@StevenVickersgave you some very effective and good tips.
When I did my first works of this kind, the best definition of class A surfaces was given to me by a customer: it must be 'bella' (beautiful in english ).
More than a mathematical definition a class A surface is defined whit what you must NOT to do, never use three sides surface, for example.
Some customers require specifications such as never using Blend command for radii higher than 5 mm, an so on.
I design small parts, I don't work in the automotive industries, I try to work on the details. Below only the red one is a blend.
Class A, as Cesare states, are surfaces that look good.
Mathematically it is generally seen as a collection of surfaces were the reflection lines are clean, usually this means curvature continuous (G2) or higher continuity (G3) between surfaces and no odd indentations/bulges. But it is more an aesthetic evaluation.
Main commands to get to know are the surface analysis ones such as reflection lines and highlight lines.
Opinions will be divided on this so below is just that. An opinion.
this does not represent any official Siemens view and is purely my own.
Why is it called "A" = The visible product exterior
The other side is "B"
Before folks start throwing rocks: Below are some of my personal definitions.
Sufficiently good and acceptable visible exterior.
If needed: has the required required tangency and possibly curvature qualities.
Maybe: C2 and certainly higher continuity isnt appropriate.

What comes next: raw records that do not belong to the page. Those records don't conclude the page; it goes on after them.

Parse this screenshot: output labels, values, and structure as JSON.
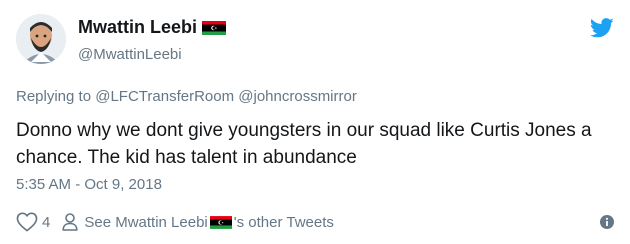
{
  "user": {
    "display_name": "Mwattin Leebi",
    "handle": "@MwattinLeebi"
  },
  "reply": {
    "prefix": "Replying to",
    "mentions": [
      "@LFCTransferRoom",
      "@johncrossmirror"
    ]
  },
  "tweet": {
    "text": "Donno why we dont give youngsters in our squad like Curtis Jones a chance. The kid has talent in abundance",
    "timestamp": "5:35 AM - Oct 9, 2018"
  },
  "actions": {
    "like_count": "4",
    "see_other_prefix": "See Mwattin Leebi",
    "see_other_suffix": "'s other Tweets"
  },
  "colors": {
    "text": "#14171a",
    "secondary": "#657786",
    "twitter_blue": "#1da1f2",
    "flag_red": "#e70013",
    "flag_black": "#000000",
    "flag_green": "#239e46"
  },
  "icons": {
    "brand": "twitter-bird-icon",
    "like": "heart-outline-icon",
    "profile": "person-icon",
    "info": "info-icon",
    "flag": "libya-flag-icon"
  }
}
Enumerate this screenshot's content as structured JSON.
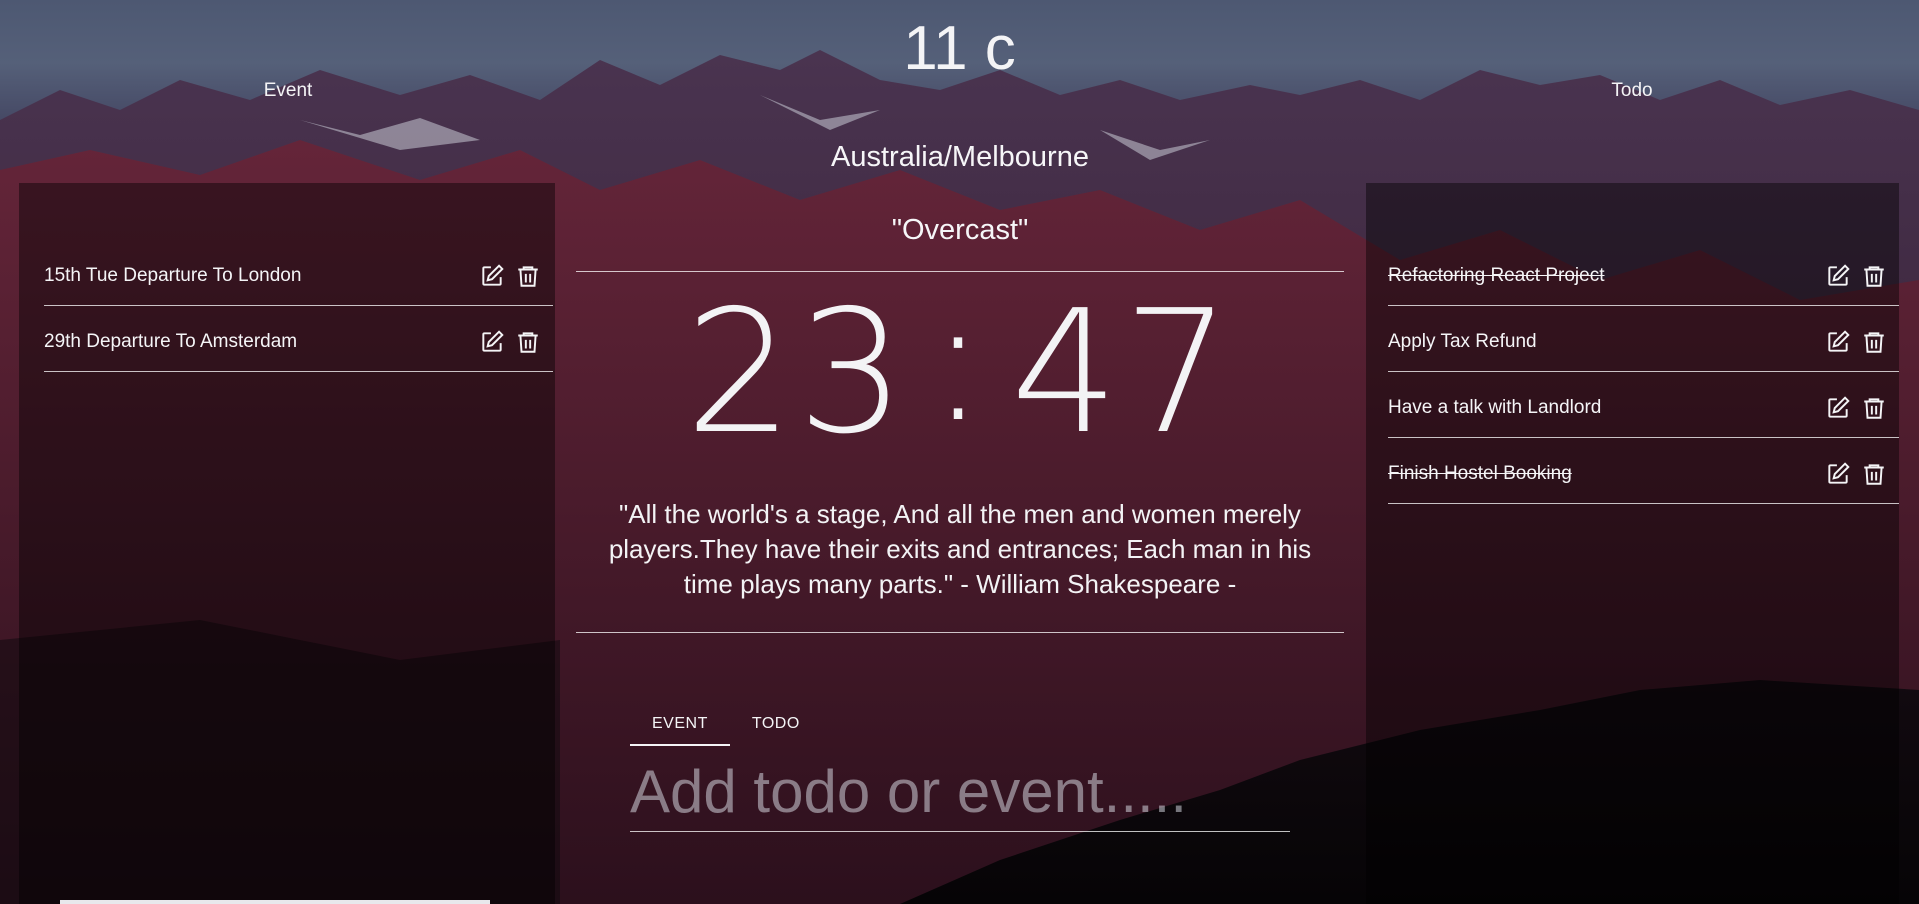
{
  "weather": {
    "temperature": "11 c",
    "location": "Australia/Melbourne",
    "condition": "\"Overcast\""
  },
  "clock": {
    "hours": "23",
    "separator": ":",
    "minutes": "47"
  },
  "quote": "\"All the world's a stage, And all the men and women merely players.They have their exits and entrances; Each man in his time plays many parts.\" - William Shakespeare -",
  "events": {
    "title": "Event",
    "items": [
      {
        "text": "15th Tue Departure To London",
        "done": false
      },
      {
        "text": "29th Departure To Amsterdam",
        "done": false
      }
    ]
  },
  "todos": {
    "title": "Todo",
    "items": [
      {
        "text": "Refactoring React Project",
        "done": true
      },
      {
        "text": "Apply Tax Refund",
        "done": false
      },
      {
        "text": "Have a talk with Landlord",
        "done": false
      },
      {
        "text": "Finish Hostel Booking",
        "done": true
      }
    ]
  },
  "composer": {
    "tabs": [
      {
        "label": "EVENT",
        "active": true
      },
      {
        "label": "TODO",
        "active": false
      }
    ],
    "placeholder": "Add todo or event....."
  },
  "icons": {
    "edit": "edit-icon",
    "delete": "trash-icon"
  }
}
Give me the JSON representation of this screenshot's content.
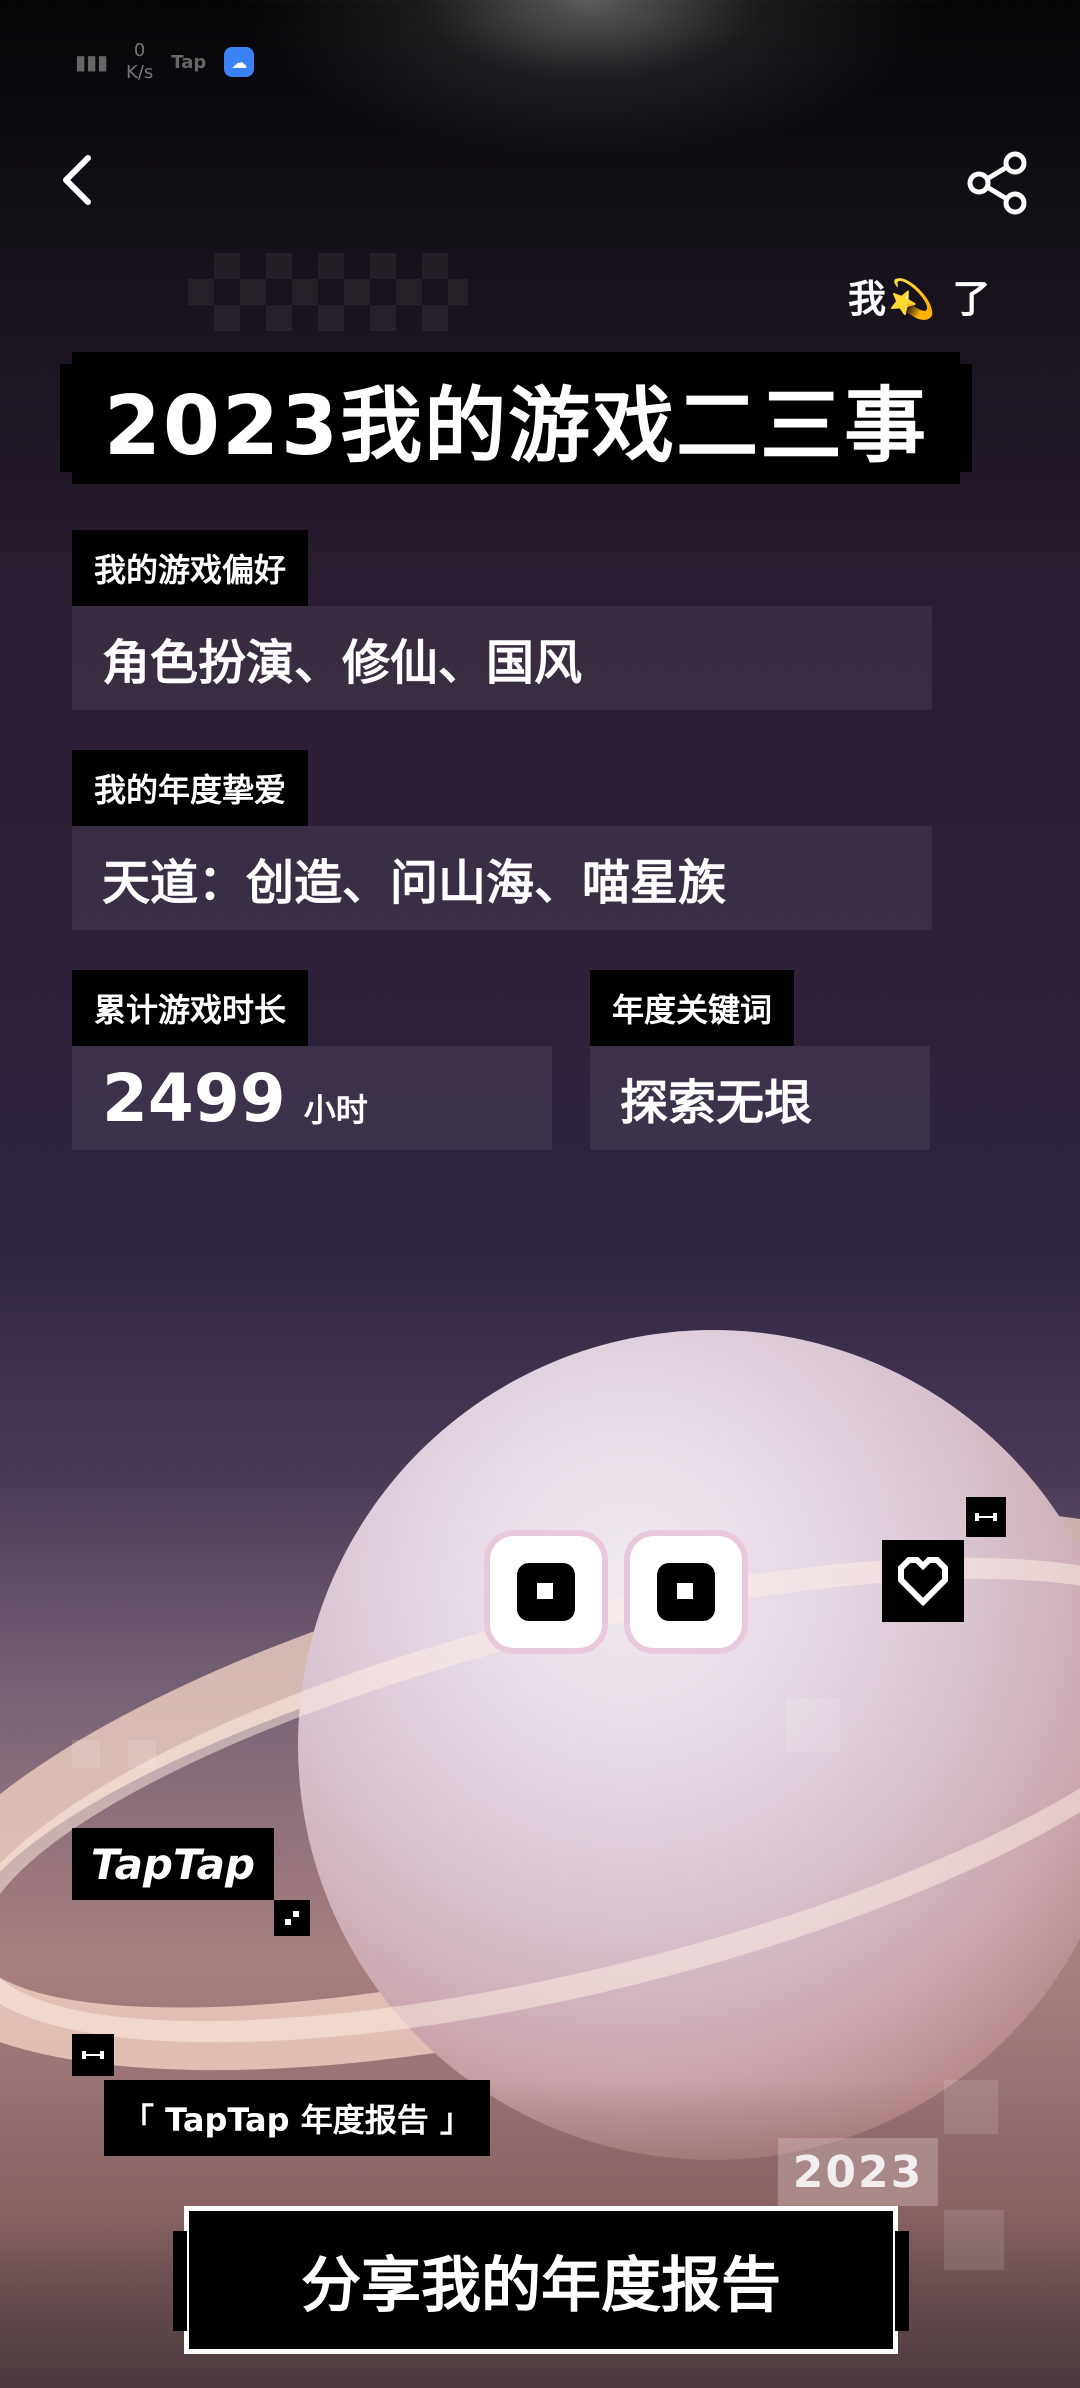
{
  "status_bar": {
    "speed_value": "0",
    "speed_unit": "K/s",
    "app_label": "Tap"
  },
  "header": {
    "wo_le_text": "我💫 了",
    "title": "2023我的游戏二三事"
  },
  "preference": {
    "label": "我的游戏偏好",
    "value": "角色扮演、修仙、国风"
  },
  "favorites": {
    "label": "我的年度挚爱",
    "value": "天道：创造、问山海、喵星族"
  },
  "playtime": {
    "label": "累计游戏时长",
    "value": "2499",
    "unit": "小时"
  },
  "keyword": {
    "label": "年度关键词",
    "value": "探索无垠"
  },
  "branding": {
    "logo": "TapTap",
    "report_tag": "「 TapTap 年度报告 」",
    "year": "2023"
  },
  "cta": {
    "share_label": "分享我的年度报告"
  },
  "icons": {
    "back": "back-arrow-icon",
    "share": "share-icon",
    "heart": "heart-icon"
  }
}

Maybe: reasonable reflective quality.
Easy (easier) to NX create without too much option trial and erroring..
Surface order: Low (typically degree 3, maybe higher), Can have knots.
Some of the NX surface quality tools aren't appropriate
"True" A-Class for the main = big, primary surfaces: typical: automotive exterior
Low polynomial surfaces (degree ~typically 6 to 8) The user is constantly trying to get the lowest order.
No (= zero) knot lines
Has the required: very high quality G0,G1,G2,frequently G3 continuity to adjacent surfaces.
Good reflective qualities, means: unable to detect the surface boundary on a reflective plot.
Surfaces typically have single convexity and not "S" multi convexity type.
Much more labour intensive to create.
Mr User has to be aware of every pole, every surface order.
Many of the NX analysis tools are used extensively to give surface feedback.
Only a few NX features are suited (and using only some of the options)
Secondary surfaces: eg: joining the big primaries: Some blending features may not be approprate.
Results in: Very good Follow on NX modelling behaviour
For both the above:
Good curvature is better than bad flow continuity
Good tangency is better than poor curvature continuity
some NX features (although extremely useful) I do not consider A-Class. eg: Fill surface.
Your question: Where can you find more info?: I'd expect training to deliver on that one.